Known as the Festival State, Adelaide plays host to some of the best events in the country. Later this year, the Adelaide Film Festival (October 5-15) celebrates local and international cinema with film screenings, a movie quiz night and more. One of the city’s favourite outdoor festivals, WOMADelaide (below), returns from March 9-12, 2018 with its mix of music, dance and world cuisine. Also worth catching are the popular Adelaide Cabaret Festival (June 9-24) and local dining and produce festival, Tasting Australia (April 30 – May 7).
A night out
The Adelaide food scene has matured in recent years, leaving diners spoilt for choice. For locally grown and prepared ingredients in a casual setting, Press* Food & Wine (below) is a firm favourite, and consistently tops the city’s best restaurant lists. In Bedford Park, trendy Mexican restaurant Lucky Lupitas serves tostadas, quesadillas and imported Mexican beers. After dinner, make your way to the Peel Street and Leigh Street precinct, where the city’s small bar scene is in full swing.
SEE ALSO: Gourmet experiences in Adelaide for wine and chocolate lovers
Meet the locals
Adelaide offers a variety of different ways to interact with local wildlife. If you want to cuddle a koala, feed a kangaroo or get up close to an emu and other native Australian creatures, Cleland Wildlife Park is the place to do it. The Park also offers nighttime walks, during which you can see Tasmanian devils (below) being fed.
Take a guided kayak tour of the Dolphin Sanctuary with Adventure Kayaking SA and spot bottlenose dolphins in the wild.
A gift from China, Wang Wang and Funi are the only giant pandas in the southern hemisphere. You can see them at the Adelaide Zoo, which has been their home since 2009.
Hit the beach
A 25-minute tram ride from the city centre is the seaside resort of Glenelg (below). On the foreshore, The Beachouse is an amusement park crammed with arcade games and gelato stalls. For outdoorsy types, Glenelg Fishing Charters offers both fishing and scuba diving excursions from the beach, while the world-class Glenelg Golf Club is also nearby. The Proclamation Trail, a 3.4km self-guided walking trail, starts at the Town Hall and maps out the local history – including the site where first settlers arrived in 1836.
Around 150 wineries and cellar doors can be found in the Barossa Valley, home to some of Australia’s oldest Shiraz vines, just over an hour’s drive from Adelaide.
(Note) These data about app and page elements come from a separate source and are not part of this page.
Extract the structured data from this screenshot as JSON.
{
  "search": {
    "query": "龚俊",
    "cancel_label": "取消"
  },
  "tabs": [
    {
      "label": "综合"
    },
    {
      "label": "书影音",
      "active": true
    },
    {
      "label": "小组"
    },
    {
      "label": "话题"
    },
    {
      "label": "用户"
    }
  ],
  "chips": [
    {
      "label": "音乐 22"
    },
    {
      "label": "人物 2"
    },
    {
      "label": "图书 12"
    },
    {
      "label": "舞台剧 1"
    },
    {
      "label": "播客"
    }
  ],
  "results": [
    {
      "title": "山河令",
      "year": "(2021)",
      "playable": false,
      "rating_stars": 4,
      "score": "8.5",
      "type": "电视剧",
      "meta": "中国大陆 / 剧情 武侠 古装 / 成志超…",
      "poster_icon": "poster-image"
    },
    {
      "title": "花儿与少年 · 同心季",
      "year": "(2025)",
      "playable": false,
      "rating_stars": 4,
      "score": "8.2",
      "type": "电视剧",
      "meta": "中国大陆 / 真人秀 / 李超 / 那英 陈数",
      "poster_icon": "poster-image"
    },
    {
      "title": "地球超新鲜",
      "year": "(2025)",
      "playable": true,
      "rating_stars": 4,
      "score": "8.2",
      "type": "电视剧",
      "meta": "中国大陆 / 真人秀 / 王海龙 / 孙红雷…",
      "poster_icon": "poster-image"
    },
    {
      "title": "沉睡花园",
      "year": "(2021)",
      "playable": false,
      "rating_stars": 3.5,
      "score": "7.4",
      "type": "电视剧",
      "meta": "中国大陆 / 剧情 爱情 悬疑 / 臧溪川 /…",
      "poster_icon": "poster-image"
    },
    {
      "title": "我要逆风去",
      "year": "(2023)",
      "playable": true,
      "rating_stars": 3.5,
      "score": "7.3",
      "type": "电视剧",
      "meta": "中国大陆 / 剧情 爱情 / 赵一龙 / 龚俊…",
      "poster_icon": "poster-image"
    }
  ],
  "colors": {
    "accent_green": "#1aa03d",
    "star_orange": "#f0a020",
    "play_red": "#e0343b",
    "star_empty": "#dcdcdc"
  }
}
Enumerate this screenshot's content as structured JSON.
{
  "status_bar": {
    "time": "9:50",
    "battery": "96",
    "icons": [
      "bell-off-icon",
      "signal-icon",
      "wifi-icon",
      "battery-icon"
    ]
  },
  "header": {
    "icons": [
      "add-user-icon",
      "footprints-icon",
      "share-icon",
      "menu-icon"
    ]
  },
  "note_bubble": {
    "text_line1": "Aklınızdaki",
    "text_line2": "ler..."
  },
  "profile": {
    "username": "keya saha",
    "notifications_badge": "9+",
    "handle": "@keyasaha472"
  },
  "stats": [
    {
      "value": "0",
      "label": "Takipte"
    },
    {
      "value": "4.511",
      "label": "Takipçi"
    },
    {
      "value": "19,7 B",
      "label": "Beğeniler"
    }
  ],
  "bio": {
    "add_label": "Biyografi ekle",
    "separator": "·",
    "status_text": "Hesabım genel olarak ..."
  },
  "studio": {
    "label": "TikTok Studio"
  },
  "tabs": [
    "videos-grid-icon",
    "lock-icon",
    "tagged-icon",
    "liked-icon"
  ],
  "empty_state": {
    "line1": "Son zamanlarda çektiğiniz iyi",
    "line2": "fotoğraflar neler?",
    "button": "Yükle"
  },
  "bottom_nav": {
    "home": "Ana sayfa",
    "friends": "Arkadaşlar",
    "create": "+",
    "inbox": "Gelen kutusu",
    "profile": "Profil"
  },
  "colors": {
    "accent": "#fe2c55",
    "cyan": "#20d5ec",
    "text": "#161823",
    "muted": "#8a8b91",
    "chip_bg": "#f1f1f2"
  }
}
To understand the winemaking process, visit Penfolds (below), which hosts tastings and workshops where you can make your own blend. For a different perspective, Barossa Unique Tours tailors their private trike tours to individual tastes. Stop by Maggie’s Farm Shop and stock up on celebrated cook Maggie Beer’s picnic fare, such as meat terrine or her delicious mushroom and verjuice pate.
More about Adelaide
- Adelaide’s 12km-long O-Bahn is the longest guided busway in the world.
- South Australia is the opal capital of the world. Mining towns Coober Pedy, Andamooka and Mintabie produce 85 per cent of the world’s opals.
- Adelaide is known as the City of Churches. English novelist Anthony Trollope gave the city its nickname in his book, Australia and New Zealand, published in 1873.
- Adelaide was the first Australian capital city to be connected by telegraph with London. Before the first message was sent on August 22, 1872, people used to send messages abroad by ship.
- Adelaide’s Botanic Garden is home to the largest and oldest glasshouses in the southern hemisphere. The Palm House was imported from Bremen, Germany in 1875 and opened to the public in 1877.
– TEXT BY SOPHIE WILLIAMS
PHOTOS: WOMADELAIDE FACEBOOK, GARY FRANCIS, WALTER BIBIKOW ( CORBIS), 123RF.COM, INMAGINE
This article was originally published by Singapore Press Holdings.